In its simplest form, timberland value is comprised of two components (capital assets): bare land and standing timber. The amount invested in each component is called the “tax basis.”
The timber portion of the “tax basis” should be established as soon as possible after purchasing or inheriting property. Inherited property is allowed to be assigned a “stepped-up” basis to fair market value as appraised for the decedent’s estate at the time of death. By establishing the timber’s tax basis, a landowner can sell timber and only be taxed on the increase in the timber’s value (due to growth, inflation, market increases).
Example: In 2009, Mr. Smith purchased 100 acres (at a fair market value of $275,000) that contained a 50-acre stand of 30-year-old loblolly pine. At the time of purchase, his consulting forester appraised the timber at $125,000 (timber tax basis). In 2016, Mr. Smith met with his consulting forester and decided it was time to sell (clearcut) the stand. His consultant handled the sale and received competitive bids. Mr. Smith received $175,000 in net revenues (sale price less consulting and legal fees).
To determine his taxable gain, Mr. Smith’s accountant subtracted the timber basis from the net sale price. $175,000 – $125,000 = $50,000 of taxable gain
Had the timber sale been a partial harvest (thinning, selective harvest), then only a proportionate amount would have been depleted from the timber tax basis.
What could Mr. Smith have done if he had not established a timber tax basis at the time of purchase? He could have had his consulting forester perform a back cruise. A back cruise determines present timber volumes, then “backs up” growth to the time of purchase. Those estimated quantities are then multiplied by historical timber prices to determine acquisition value.

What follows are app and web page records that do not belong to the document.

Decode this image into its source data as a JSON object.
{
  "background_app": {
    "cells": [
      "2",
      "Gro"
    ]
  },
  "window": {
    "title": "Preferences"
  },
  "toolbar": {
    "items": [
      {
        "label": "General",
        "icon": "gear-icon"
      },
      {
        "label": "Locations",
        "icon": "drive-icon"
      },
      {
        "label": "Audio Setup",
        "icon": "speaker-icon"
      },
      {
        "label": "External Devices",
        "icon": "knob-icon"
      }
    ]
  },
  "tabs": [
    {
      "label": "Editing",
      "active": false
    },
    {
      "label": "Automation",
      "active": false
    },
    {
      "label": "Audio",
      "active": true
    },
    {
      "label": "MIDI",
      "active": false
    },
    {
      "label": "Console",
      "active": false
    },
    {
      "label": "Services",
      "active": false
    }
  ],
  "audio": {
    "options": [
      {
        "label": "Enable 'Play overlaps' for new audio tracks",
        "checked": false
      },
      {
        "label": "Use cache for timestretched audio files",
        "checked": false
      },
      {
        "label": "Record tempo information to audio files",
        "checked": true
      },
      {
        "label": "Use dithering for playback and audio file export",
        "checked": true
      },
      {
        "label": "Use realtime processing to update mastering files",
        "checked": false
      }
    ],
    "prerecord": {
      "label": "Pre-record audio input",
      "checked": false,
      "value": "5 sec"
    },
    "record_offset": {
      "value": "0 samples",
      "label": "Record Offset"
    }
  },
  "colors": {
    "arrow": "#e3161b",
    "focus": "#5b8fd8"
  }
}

A person who receives property as a gift also receives the giver’s tax basis values. Before gifting or accepting property you should always consider the tax ramifications. Often gifted property was acquired by the giver decades ago when land and timber prices were low, meaning the tax basis is very low and almost impossible to calculate for the timber due to the growth and mortality in occurred over that time span.
Capital Gains Tax
A capital gain is a gain (or loss) on the sale of a capital asset (in this case land or standing timber). To qualify for long-term capital gains tax rates the capital asset, one must own that asset for more than one year. For many landowners, it is an advantage to claim timber income as a capital gain. Tax laws and rates are subject to change so always check with your accountant or tax attorney to see if filing timber income as a capital gain will benefit you.
For more information on timber taxation visit:
Note: This article is not, nor is it intended to be a comprehensive tax guide. Landowners are always encouraged to consult a professional tax attorney or accountant for answers to specific questions.
About Tim Cartner
Tim is a forester, real estate agent, and an avid outdoorsman. When he is not managing clients’ woodland, you will find him hiking, trail running, reading, or woodworking. Motto: “Never get too comfortable–there is always room for improvement.”